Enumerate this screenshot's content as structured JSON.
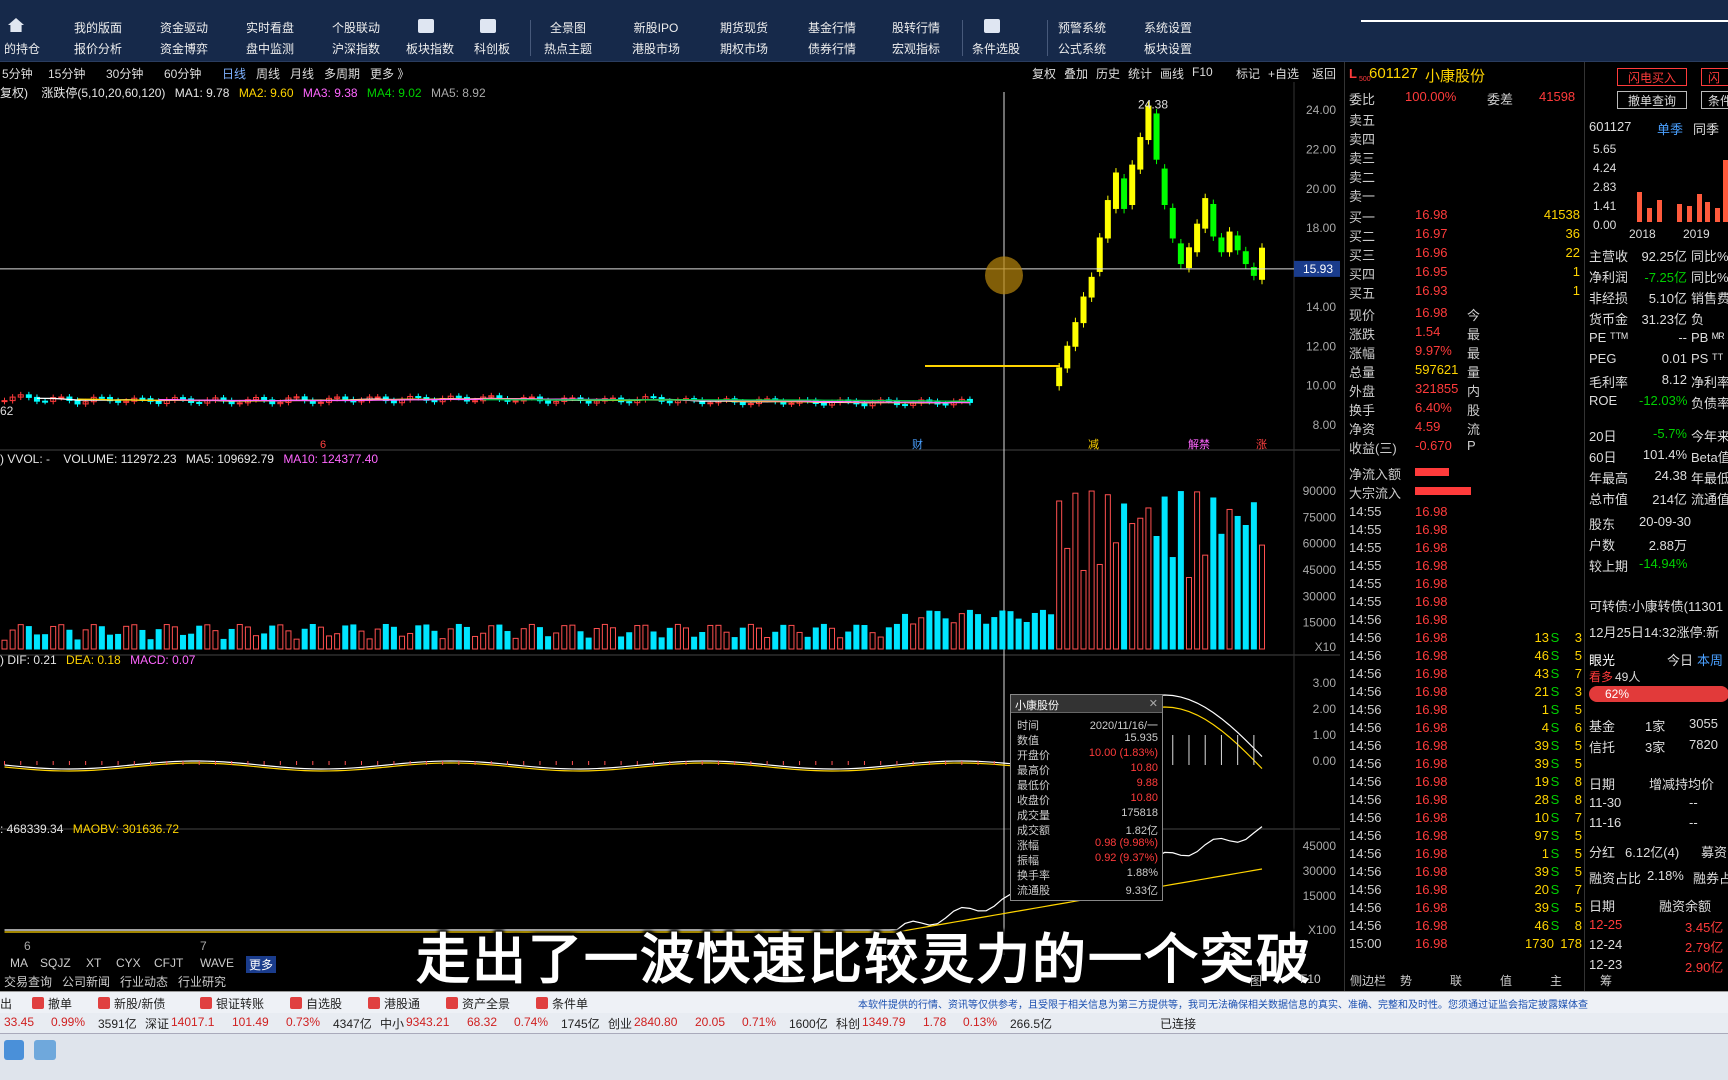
{
  "toolbar": {
    "row1": [
      "我的版面",
      "资金驱动",
      "实时看盘",
      "个股联动",
      "",
      "",
      "全景图",
      "新股IPO",
      "期货现货",
      "基金行情",
      "股转行情",
      "",
      "预警系统",
      "系统设置"
    ],
    "row2": [
      "的持仓",
      "报价分析",
      "资金博弈",
      "盘中监测",
      "沪深指数",
      "板块指数",
      "科创板",
      "热点主题",
      "港股市场",
      "期权市场",
      "债券行情",
      "宏观指标",
      "条件选股",
      "公式系统",
      "板块设置"
    ]
  },
  "periods": [
    "5分钟",
    "15分钟",
    "30分钟",
    "60分钟",
    "日线",
    "周线",
    "月线",
    "多周期",
    "更多 》"
  ],
  "chart_tools": [
    "复权",
    "叠加",
    "历史",
    "统计",
    "画线",
    "F10",
    "标记",
    "+自选",
    "返回"
  ],
  "ma_legend": {
    "prefix": "复权)",
    "name": "涨跌停(5,10,20,60,120)",
    "ma1": "MA1: 9.78",
    "ma2": "MA2: 9.60",
    "ma3": "MA3: 9.38",
    "ma4": "MA4: 9.02",
    "ma5": "MA5: 8.92"
  },
  "price_axis": [
    "24.00",
    "22.00",
    "20.00",
    "18.00",
    "16.00",
    "14.00",
    "12.00",
    "10.00",
    "8.00"
  ],
  "price_marker": "15.93",
  "peak_label": "24.38",
  "low_label": "62",
  "event_marks": [
    {
      "t": "6",
      "c": "#ff4040"
    },
    {
      "t": "财",
      "c": "#4aa0ff"
    },
    {
      "t": "减",
      "c": "#ffd400"
    },
    {
      "t": "解禁",
      "c": "#ff66ff"
    },
    {
      "t": "涨",
      "c": "#ff4040"
    }
  ],
  "vol_legend": {
    "prefix": ") VVOL: -",
    "volume": "VOLUME: 112972.23",
    "ma5": "MA5: 109692.79",
    "ma10": "MA10: 124377.40"
  },
  "vol_axis": [
    "90000",
    "75000",
    "60000",
    "45000",
    "30000",
    "15000",
    "X10"
  ],
  "macd_legend": {
    "prefix": ") DIF: 0.21",
    "dea": "DEA: 0.18",
    "macd": "MACD: 0.07"
  },
  "macd_axis": [
    "3.00",
    "2.00",
    "1.00",
    "0.00"
  ],
  "obv_legend": {
    "prefix": ": 468339.34",
    "maobv": "MAOBV: 301636.72"
  },
  "obv_axis": [
    "45000",
    "30000",
    "15000",
    "X100"
  ],
  "dates": [
    "6",
    "7",
    "0"
  ],
  "tooltip": {
    "title": "小康股份",
    "rows": [
      [
        "时间",
        "2020/11/16/一"
      ],
      [
        "数值",
        "15.935"
      ],
      [
        "开盘价",
        "10.00 (1.83%)"
      ],
      [
        "最高价",
        "10.80"
      ],
      [
        "最低价",
        "9.88"
      ],
      [
        "收盘价",
        "10.80"
      ],
      [
        "成交量",
        "175818"
      ],
      [
        "成交额",
        "1.82亿"
      ],
      [
        "涨幅",
        "0.98 (9.98%)"
      ],
      [
        "振幅",
        "0.92 (9.37%)"
      ],
      [
        "换手率",
        "1.88%"
      ],
      [
        "流通股",
        "9.33亿"
      ]
    ]
  },
  "stock": {
    "code": "601127",
    "name": "小康股份",
    "flag": "L",
    "sub": "500",
    "weibi_label": "委比",
    "weibi": "100.00%",
    "weicha_label": "委差",
    "weicha": "41598"
  },
  "sells": [
    "卖五",
    "卖四",
    "卖三",
    "卖二",
    "卖一"
  ],
  "buys": [
    [
      "买一",
      "16.98",
      "41538"
    ],
    [
      "买二",
      "16.97",
      "36"
    ],
    [
      "买三",
      "16.96",
      "22"
    ],
    [
      "买四",
      "16.95",
      "1"
    ],
    [
      "买五",
      "16.93",
      "1"
    ]
  ],
  "quote": [
    [
      "现价",
      "16.98",
      "今"
    ],
    [
      "涨跌",
      "1.54",
      "最"
    ],
    [
      "涨幅",
      "9.97%",
      "最"
    ],
    [
      "总量",
      "597621",
      "量"
    ],
    [
      "外盘",
      "321855",
      "内"
    ],
    [
      "换手",
      "6.40%",
      "股"
    ],
    [
      "净资",
      "4.59",
      "流"
    ],
    [
      "收益(三)",
      "-0.670",
      "P"
    ]
  ],
  "flow": [
    [
      "净流入额"
    ],
    [
      "大宗流入"
    ]
  ],
  "ticks": [
    [
      "14:55",
      "16.98",
      ""
    ],
    [
      "14:55",
      "16.98",
      ""
    ],
    [
      "14:55",
      "16.98",
      ""
    ],
    [
      "14:55",
      "16.98",
      ""
    ],
    [
      "14:55",
      "16.98",
      ""
    ],
    [
      "14:55",
      "16.98",
      ""
    ],
    [
      "14:56",
      "16.98",
      ""
    ],
    [
      "14:56",
      "16.98",
      "13"
    ],
    [
      "14:56",
      "16.98",
      "46"
    ],
    [
      "14:56",
      "16.98",
      "43"
    ],
    [
      "14:56",
      "16.98",
      "21"
    ],
    [
      "14:56",
      "16.98",
      "1"
    ],
    [
      "14:56",
      "16.98",
      "4"
    ],
    [
      "14:56",
      "16.98",
      "39"
    ],
    [
      "14:56",
      "16.98",
      "39"
    ],
    [
      "14:56",
      "16.98",
      "19"
    ],
    [
      "14:56",
      "16.98",
      "28"
    ],
    [
      "14:56",
      "16.98",
      "10"
    ],
    [
      "14:56",
      "16.98",
      "97"
    ],
    [
      "14:56",
      "16.98",
      "1"
    ],
    [
      "14:56",
      "16.98",
      "39"
    ],
    [
      "14:56",
      "16.98",
      "20"
    ],
    [
      "14:56",
      "16.98",
      "39"
    ],
    [
      "14:56",
      "16.98",
      "46"
    ],
    [
      "15:00",
      "16.98",
      "1730"
    ]
  ],
  "tick_tail": [
    "3",
    "5",
    "7",
    "3",
    "5",
    "6",
    "5",
    "5",
    "8",
    "8",
    "7",
    "5",
    "5",
    "5",
    "7",
    "5",
    "8",
    "178"
  ],
  "f10": {
    "buttons": [
      "闪电买入",
      "撤单查询"
    ],
    "right_buttons": [
      "闪",
      "条件"
    ],
    "code": "601127",
    "tabs": [
      "单季",
      "同季"
    ],
    "yaxis": [
      "5.65",
      "4.24",
      "2.83",
      "1.41",
      "0.00"
    ],
    "years": [
      "2018",
      "2019"
    ],
    "stats": [
      [
        "主营收",
        "92.25亿",
        "同比%"
      ],
      [
        "净利润",
        "-7.25亿",
        "同比%"
      ],
      [
        "非经损",
        "5.10亿",
        "销售费"
      ],
      [
        "货币金",
        "31.23亿",
        "负"
      ],
      [
        "PE ᵀᵀᴹ",
        "--",
        "PB ᴹᴿ"
      ],
      [
        "PEG",
        "0.01",
        "PS ᵀᵀ"
      ],
      [
        "毛利率",
        "8.12",
        "净利率"
      ],
      [
        "ROE",
        "-12.03%",
        "负债率"
      ],
      [
        "20日",
        "-5.7%",
        "今年来"
      ],
      [
        "60日",
        "101.4%",
        "Beta值"
      ],
      [
        "年最高",
        "24.38",
        "年最低"
      ],
      [
        "总市值",
        "214亿",
        "流通值"
      ],
      [
        "股东",
        "20-09-30",
        ""
      ],
      [
        "户数",
        "2.88万",
        ""
      ],
      [
        "较上期",
        "-14.94%",
        ""
      ]
    ],
    "convert": "可转债:小康转债(11301",
    "news": "12月25日14:32涨停:新",
    "eye": "眼光",
    "today": "今日",
    "week": "本周",
    "bull": "看多",
    "bull_n": "49人",
    "pct": "62%",
    "funds": [
      [
        "基金",
        "1家",
        "3055"
      ],
      [
        "信托",
        "3家",
        "7820"
      ]
    ],
    "change_hdr": [
      "日期",
      "增减持均价"
    ],
    "changes": [
      [
        "11-30",
        "--"
      ],
      [
        "11-16",
        "--"
      ]
    ],
    "dividend": [
      "分红",
      "6.12亿(4)",
      "募资"
    ],
    "margin": [
      "融资占比",
      "2.18%",
      "融券占"
    ],
    "margin_hdr": [
      "日期",
      "融资余额"
    ],
    "margins": [
      [
        "12-25",
        "3.45亿"
      ],
      [
        "12-24",
        "2.79亿"
      ],
      [
        "12-23",
        "2.90亿"
      ]
    ]
  },
  "bottom_tabs": [
    "MA",
    "SQJZ",
    "XT",
    "CYX",
    "CFJT",
    "WAVE",
    "更多"
  ],
  "bottom_tabs2": [
    "交易查询",
    "公司新闻",
    "行业动态",
    "行业研究"
  ],
  "right_tabs": [
    "图",
    "F10",
    "侧边栏",
    "势",
    "联",
    "值",
    "主",
    "筹"
  ],
  "subtitle": "走出了一波快速比较灵力的一个突破",
  "shortcuts": [
    "撤单",
    "新股/新债",
    "银证转账",
    "自选股",
    "港股通",
    "资产全景",
    "条件单"
  ],
  "disclaimer": "本软件提供的行情、资讯等仅供参考，且受限于相关信息为第三方提供等，我司无法确保相关数据信息的真实、准确、完整和及时性。您须通过证监会指定披露媒体查",
  "ticker": [
    [
      "33.45",
      "0.99%",
      "3591亿"
    ],
    [
      "深证",
      "14017.1",
      "101.49",
      "0.73%",
      "4347亿"
    ],
    [
      "中小",
      "9343.21",
      "68.32",
      "0.74%",
      "1745亿"
    ],
    [
      "创业",
      "2840.80",
      "20.05",
      "0.71%",
      "1600亿"
    ],
    [
      "科创",
      "1349.79",
      "1.78",
      "0.13%",
      "266.5亿"
    ]
  ],
  "connect": "已连接",
  "colors": {
    "up": "#ff3b3b",
    "down": "#00ffff",
    "ma1": "#ffffff",
    "ma2": "#ffd400",
    "ma3": "#ff66ff",
    "ma4": "#00cc44",
    "ma5": "#aaaaaa",
    "bg": "#000000",
    "toolbar": "#16294a"
  }
}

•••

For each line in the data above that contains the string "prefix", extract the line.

    "prefix": "复权)",
    "prefix": ") VVOL: -",
    "prefix": ") DIF: 0.21",
    "prefix": ": 468339.34",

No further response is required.